So I was at Meijer Thrifty Acres a few weeks ago, when a beautiful globe-shaped woody plant that had dark green waxy leaves speckled with gold and pink spots caught my eye.It looked a bit forlorn, with the curled leaves dropped on the soil surface and the whiteflies buzzing about. Alas, I have a soft spot for orphans. More than once I've lost my entire plant kingdom trying rescue some clearance sale pestilent-ridden white elephant that should, by all rights and the opinion of sensible ethical gardeners everywhere, be tossed in the trash bin.
I took my new darling home, and treated it to a nice organic insecticide shower. Before I placed it in its quarantine spot, I was curious about the species, and checked it for a label. And the label said...."Tropical Plant." Duh!This has resulted in hours of sitting at the computer, clicking into plant sites, attempting to identify this particular houseplant by photo.
I never realized there were so many many many many houseplant names! I've become a little obsessed with giving my plant it's identity back, though, and I'm sure I'll be at this puzzle for ages until I piece it together.
I think this has something to do with how I have been feeling about roots and connection lately. I lost two of my dear grandparents to the next life this year, and my beloved step father two years ago. I regret not having taken the time to write down the stories they told me. My grandparents, especially, were my link to a sense of place history. I grew up in a military family, so we moved about every two years during my early childhood. This gave me many fascinating experiences with various cultures I would have never otherwise had, and I'm greatful for that. For a long time, it also left me feeling somewhat socially disconnected, as it was hard to make friends, or really gain a sense of FAMILI-arity or history.I never really felt grounded. The closest thing I had to consistently call HOME were my grandparents houses for many years.

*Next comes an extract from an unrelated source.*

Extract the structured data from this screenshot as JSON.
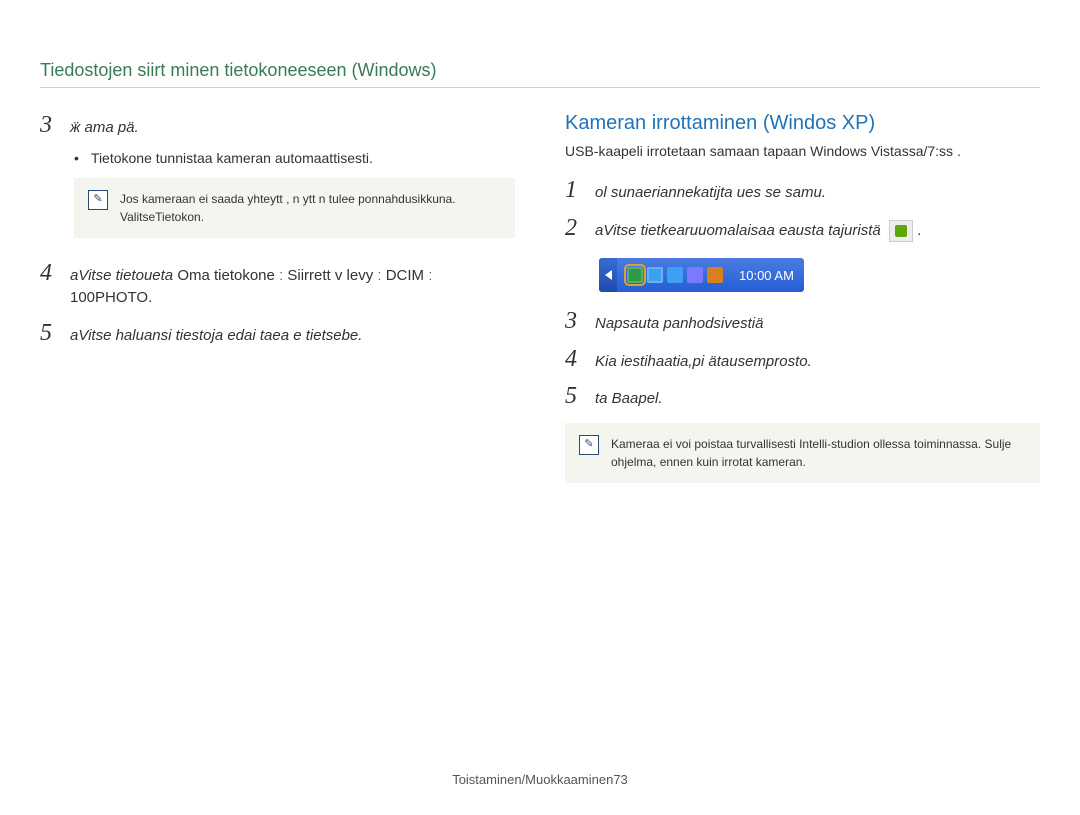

Now that I'm older, I appreciate that family does not have to be about "where", but about "who." Still, I have a yearning for a connection to a "bit of earth," and blood ties. The few that I've found are very precious to me, and I enjoy the sense of wonder I feel when I come across something in writing about one of my ancestors.I want future generations of my family to be able to look back and find some sort of record of what my generation felt and thought and did and believed. I am driven to write down my own memories and experiences, and I'm encouraging my other family members to do the same. I want to remember the immigrations, the travels, the patriots, the traditions, the lands, the celebrations, the defeats, the kin and the kith. I want to remember the sweet and the bitter. I want our future generations to look back and see how little orphan plants with their leaves falling off and whiteflies buzzing about, persevered, survived, and sunk their roots in deep, wherever those roots happened to land.